The Santorini Caldera is one of the can’t-miss views for those visiting Greece. It’s as essential as a visit to the Acropolis or the temple of Apollo in Delphi. While the sight of those still standing structures after all this time show us what humanity is capable of, the view of the caldera in Santorini shows us what nature is capable of.
For all that we know about the Santorini Caldera, and all that we speculate, it’s still a breathtaking view that never quite loses its mystery. People come from all over the world to the small island of Santorini just to see this natural wonder.
The Minoan Eruption
The Santorini Caldera dates back 70,000 years and once formed a full circular ring. However, in the wake of the Minoan eruption that ravaged the island of Thera (now Santorini, Greece), much of its shape was destroyed and submerged underwater. The Minoan eruption was a devastating catastrophe the likes of which have never since seen. Scientists believe it was five times more powerful than the Krakatoa eruption in Indonesia. It killed over 40,000 people throughout the Aegean islands.
Because there are so few first-hand accounts, historians know very little about the actual eruption, and the unknown helps to shroud the current caldera in mystery. It is believed that the people of Santorini evacuated before the volcano blew, the eruption changed the landscape of the island forever. Now, thousands of years after this devastating event, you can view the stunning natural occurrence that resulted...from your own hotel.
The Birth of Legends
Everyone has heard the fascinating story of Atlantis: the legendary kingdom, far more advanced than the surrounding society, tragically lost when it sank into the ocean over the course of one night and day. Atlantis was first mentioned in the works of Plato as a warning against hubris, but some believed it to have been a real place--or at least to have connections to the real world. It’s caused speculation for millennia: what was the true story?

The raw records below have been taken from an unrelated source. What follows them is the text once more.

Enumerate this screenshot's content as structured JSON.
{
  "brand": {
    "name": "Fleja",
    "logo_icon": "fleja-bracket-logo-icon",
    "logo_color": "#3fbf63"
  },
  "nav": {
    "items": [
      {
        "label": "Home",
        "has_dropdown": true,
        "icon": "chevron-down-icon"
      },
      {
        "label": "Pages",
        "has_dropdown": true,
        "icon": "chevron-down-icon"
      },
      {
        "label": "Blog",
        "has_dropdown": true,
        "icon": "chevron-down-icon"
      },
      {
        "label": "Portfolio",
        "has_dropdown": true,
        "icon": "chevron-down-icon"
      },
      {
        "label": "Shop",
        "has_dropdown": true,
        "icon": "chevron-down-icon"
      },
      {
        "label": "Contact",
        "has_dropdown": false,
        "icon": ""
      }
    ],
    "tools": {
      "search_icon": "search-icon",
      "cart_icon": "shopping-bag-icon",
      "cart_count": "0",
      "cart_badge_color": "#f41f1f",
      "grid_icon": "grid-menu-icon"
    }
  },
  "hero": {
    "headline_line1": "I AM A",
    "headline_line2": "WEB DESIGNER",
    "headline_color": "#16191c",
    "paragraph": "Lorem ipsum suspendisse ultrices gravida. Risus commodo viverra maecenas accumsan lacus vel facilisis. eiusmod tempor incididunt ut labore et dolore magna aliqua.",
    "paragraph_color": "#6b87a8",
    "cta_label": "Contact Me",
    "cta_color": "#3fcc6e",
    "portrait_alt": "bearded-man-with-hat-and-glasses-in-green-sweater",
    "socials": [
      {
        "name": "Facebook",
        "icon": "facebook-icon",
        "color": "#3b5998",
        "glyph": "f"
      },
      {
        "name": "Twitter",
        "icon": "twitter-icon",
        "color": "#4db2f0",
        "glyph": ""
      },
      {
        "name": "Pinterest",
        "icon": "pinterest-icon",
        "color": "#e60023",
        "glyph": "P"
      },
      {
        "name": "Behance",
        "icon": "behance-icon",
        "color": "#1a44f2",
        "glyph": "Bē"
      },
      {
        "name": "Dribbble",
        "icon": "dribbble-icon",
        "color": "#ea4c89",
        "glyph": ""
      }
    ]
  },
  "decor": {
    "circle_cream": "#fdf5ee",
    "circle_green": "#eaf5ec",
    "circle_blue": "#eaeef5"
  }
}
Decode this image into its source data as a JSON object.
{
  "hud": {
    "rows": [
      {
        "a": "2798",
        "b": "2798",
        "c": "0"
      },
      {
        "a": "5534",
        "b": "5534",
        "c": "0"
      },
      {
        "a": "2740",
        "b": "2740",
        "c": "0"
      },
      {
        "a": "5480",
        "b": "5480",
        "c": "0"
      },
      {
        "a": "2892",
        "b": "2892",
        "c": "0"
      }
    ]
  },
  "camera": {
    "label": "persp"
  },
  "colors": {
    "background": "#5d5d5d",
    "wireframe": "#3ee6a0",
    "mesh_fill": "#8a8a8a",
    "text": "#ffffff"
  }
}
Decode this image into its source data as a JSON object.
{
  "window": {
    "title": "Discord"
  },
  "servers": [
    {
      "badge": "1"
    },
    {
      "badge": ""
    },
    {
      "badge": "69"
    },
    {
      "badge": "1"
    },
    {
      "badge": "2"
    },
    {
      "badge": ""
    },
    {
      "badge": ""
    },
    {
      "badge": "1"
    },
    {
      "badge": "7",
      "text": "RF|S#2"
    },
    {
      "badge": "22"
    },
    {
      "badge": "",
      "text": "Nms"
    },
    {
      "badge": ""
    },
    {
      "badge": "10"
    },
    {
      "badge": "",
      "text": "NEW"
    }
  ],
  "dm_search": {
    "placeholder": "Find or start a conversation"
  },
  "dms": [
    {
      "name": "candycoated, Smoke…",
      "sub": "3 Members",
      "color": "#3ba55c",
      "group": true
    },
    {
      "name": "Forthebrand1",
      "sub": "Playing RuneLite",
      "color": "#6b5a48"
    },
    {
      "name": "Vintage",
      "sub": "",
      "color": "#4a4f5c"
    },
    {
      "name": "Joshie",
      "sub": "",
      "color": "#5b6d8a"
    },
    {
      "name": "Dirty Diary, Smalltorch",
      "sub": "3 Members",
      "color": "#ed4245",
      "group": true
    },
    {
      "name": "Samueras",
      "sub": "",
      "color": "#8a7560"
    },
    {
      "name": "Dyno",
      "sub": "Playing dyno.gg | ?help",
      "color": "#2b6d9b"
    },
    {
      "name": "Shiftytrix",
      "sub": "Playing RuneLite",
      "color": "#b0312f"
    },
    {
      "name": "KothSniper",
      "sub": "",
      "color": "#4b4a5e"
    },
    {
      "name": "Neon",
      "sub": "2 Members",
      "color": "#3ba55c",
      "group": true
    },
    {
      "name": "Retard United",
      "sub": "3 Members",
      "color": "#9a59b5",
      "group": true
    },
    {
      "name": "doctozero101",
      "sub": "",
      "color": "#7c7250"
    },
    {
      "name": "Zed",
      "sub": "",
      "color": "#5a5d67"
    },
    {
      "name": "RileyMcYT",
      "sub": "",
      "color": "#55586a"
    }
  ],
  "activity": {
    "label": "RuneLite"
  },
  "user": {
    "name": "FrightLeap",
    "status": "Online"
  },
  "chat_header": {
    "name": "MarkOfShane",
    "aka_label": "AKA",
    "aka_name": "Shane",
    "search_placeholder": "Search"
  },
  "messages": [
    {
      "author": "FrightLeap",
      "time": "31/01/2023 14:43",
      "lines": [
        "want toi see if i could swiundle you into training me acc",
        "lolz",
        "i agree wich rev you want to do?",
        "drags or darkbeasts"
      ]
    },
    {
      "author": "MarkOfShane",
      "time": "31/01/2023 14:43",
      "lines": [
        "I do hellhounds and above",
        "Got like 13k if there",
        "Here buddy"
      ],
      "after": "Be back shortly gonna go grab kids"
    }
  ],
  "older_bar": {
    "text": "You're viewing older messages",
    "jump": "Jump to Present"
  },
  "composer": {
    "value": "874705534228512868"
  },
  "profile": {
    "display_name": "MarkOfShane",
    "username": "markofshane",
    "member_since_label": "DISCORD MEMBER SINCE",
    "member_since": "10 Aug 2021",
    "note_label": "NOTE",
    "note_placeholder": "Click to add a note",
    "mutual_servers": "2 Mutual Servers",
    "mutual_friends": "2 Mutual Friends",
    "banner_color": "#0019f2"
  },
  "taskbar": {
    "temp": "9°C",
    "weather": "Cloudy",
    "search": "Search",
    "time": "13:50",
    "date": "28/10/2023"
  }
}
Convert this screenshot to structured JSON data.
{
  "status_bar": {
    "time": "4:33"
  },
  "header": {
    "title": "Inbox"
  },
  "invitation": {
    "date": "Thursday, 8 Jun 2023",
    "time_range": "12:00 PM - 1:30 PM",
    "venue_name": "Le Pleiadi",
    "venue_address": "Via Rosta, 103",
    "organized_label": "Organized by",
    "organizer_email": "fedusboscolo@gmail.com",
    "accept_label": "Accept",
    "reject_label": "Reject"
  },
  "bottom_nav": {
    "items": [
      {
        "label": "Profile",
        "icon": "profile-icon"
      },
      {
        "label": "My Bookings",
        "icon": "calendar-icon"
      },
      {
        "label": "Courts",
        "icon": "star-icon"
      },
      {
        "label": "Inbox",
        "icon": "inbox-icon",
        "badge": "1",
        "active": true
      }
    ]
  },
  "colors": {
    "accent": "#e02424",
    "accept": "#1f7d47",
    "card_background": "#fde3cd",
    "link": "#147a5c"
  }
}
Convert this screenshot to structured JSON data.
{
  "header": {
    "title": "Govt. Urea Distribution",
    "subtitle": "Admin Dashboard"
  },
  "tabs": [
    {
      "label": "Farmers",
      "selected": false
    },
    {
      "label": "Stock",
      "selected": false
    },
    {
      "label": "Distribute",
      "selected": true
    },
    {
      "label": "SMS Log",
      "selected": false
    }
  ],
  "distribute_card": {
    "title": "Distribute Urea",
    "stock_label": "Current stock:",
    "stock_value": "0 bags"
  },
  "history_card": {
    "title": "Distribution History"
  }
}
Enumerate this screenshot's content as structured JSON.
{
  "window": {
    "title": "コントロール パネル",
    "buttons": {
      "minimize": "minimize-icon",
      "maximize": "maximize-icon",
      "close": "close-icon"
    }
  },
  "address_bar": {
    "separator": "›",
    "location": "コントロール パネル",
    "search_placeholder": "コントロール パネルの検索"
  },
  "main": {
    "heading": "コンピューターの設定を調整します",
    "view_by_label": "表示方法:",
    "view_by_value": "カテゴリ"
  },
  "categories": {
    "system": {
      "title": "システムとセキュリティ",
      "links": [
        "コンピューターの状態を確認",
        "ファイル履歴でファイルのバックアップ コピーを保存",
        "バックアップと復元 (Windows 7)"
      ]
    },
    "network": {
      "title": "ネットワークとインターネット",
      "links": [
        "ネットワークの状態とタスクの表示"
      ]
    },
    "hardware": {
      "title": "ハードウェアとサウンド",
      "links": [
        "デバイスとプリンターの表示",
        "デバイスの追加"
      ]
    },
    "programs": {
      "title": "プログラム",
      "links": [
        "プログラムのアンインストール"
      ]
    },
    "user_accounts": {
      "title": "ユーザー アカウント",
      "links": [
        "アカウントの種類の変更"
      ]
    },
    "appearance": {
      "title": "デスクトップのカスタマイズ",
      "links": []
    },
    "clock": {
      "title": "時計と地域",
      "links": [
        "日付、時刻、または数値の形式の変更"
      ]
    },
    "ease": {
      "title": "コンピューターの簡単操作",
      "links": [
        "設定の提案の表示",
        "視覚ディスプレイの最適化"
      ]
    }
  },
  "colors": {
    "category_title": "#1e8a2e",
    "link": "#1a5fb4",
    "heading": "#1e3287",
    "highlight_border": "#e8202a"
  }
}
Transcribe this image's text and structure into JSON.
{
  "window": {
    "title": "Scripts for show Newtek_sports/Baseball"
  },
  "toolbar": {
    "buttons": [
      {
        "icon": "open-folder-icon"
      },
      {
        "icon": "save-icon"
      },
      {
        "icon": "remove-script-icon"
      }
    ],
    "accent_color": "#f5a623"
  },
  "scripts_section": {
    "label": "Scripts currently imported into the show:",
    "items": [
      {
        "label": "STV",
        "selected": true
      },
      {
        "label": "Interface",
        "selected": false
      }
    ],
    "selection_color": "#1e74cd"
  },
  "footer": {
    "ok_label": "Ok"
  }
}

Many historians believe that if there were true roots to the Atlantis myth, they lie in Santorini, Greece and the famous Santorini Caldera. The Minoan eruption was massive enough to cause the end described for Atlantis, and with much of the caldera now submerged under water...it’s hard not to see the connection.
Others believe that the Minoan eruption might have played a hand in the plagues in Egypt recorded in the Bible. Whatever the truth, the Santorini Caldera has had a role in some of the most famous historical legends.
The Caldera Today
Today, the Santorini Caldera is the main driving force of tourists to Santorini. It is located roughly one thousand feet above sea level and stretches one thousand feet below sea level, forming stately cliffs and a perfect natural harbor.
The nearest cities to the caldera are Oia and Fira. Oia, the most popular tourist city, is built on top of the northernmost cliffs overlooking the caldera. If you want great hotels with amazing views of the caldera in Santorini, Oia is the place to go. Fira is located atop the eastern cliffs of the caldera and also provides terrific panoramic views of the caldera with less crowds. Both Oia and Fira are full of great bars, restaurants, and other accommodations and entertainment for tourists.
There are many reasons to visit Santorini, Greece: the stunning beaches along the Aegean coast, the Naval Museum, and the culture of the island itself. But in your trip, the one site that you can’t miss is undoubtedly the Santorini Caldera. So when you book your Santorini hotel for your vacation, make sure you choose a hotel that provides clear, panoramic caldera views.